Data extracts START

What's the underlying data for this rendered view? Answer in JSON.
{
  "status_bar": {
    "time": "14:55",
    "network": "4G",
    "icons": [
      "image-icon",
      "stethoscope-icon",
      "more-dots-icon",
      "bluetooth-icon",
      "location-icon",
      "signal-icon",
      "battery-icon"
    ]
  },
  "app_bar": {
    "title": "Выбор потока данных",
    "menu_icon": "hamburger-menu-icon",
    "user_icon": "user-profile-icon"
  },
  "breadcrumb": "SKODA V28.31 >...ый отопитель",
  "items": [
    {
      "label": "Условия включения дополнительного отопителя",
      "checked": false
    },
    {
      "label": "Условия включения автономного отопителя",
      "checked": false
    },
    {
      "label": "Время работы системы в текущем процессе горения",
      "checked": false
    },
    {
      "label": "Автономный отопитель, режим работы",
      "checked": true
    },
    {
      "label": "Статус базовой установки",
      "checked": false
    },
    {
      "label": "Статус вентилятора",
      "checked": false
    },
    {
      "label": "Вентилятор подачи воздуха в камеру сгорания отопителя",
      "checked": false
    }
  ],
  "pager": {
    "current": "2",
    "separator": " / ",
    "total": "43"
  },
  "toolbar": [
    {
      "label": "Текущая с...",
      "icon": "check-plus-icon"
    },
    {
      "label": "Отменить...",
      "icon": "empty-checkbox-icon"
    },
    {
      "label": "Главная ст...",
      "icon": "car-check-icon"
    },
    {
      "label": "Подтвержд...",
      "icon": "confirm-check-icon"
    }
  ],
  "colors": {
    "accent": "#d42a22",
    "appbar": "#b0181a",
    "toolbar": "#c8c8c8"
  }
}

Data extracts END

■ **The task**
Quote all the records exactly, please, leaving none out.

■ **Response**
What's the underlying data for this rendered view? Answer in JSON.
{
  "status_bar": {
    "time": "14:55",
    "network": "4G",
    "icons": [
      "image-icon",
      "stethoscope-icon",
      "more-dots-icon",
      "bluetooth-icon",
      "location-icon",
      "signal-icon",
      "battery-icon"
    ]
  },
  "app_bar": {
    "title": "Выбор потока данных",
    "menu_icon": "hamburger-menu-icon",
    "user_icon": "user-profile-icon"
  },
  "breadcrumb": "SKODA V28.31 >...ый отопитель",
  "items": [
    {
      "label": "Условия включения дополнительного отопителя",
      "checked": false
    },
    {
      "label": "Условия включения автономного отопителя",
      "checked": false
    },
    {
      "label": "Время работы системы в текущем процессе горения",
      "checked": false
    },
    {
      "label": "Автономный отопитель, режим работы",
      "checked": true
    },
    {
      "label": "Статус базовой установки",
      "checked": false
    },
    {
      "label": "Статус вентилятора",
      "checked": false
    },
    {
      "label": "Вентилятор подачи воздуха в камеру сгорания отопителя",
      "checked": false
    }
  ],
  "pager": {
    "current": "2",
    "separator": " / ",
    "total": "43"
  },
  "toolbar": [
    {
      "label": "Текущая с...",
      "icon": "check-plus-icon"
    },
    {
      "label": "Отменить...",
      "icon": "empty-checkbox-icon"
    },
    {
      "label": "Главная ст...",
      "icon": "car-check-icon"
    },
    {
      "label": "Подтвержд...",
      "icon": "confirm-check-icon"
    }
  ],
  "colors": {
    "accent": "#d42a22",
    "appbar": "#b0181a",
    "toolbar": "#c8c8c8"
  }
}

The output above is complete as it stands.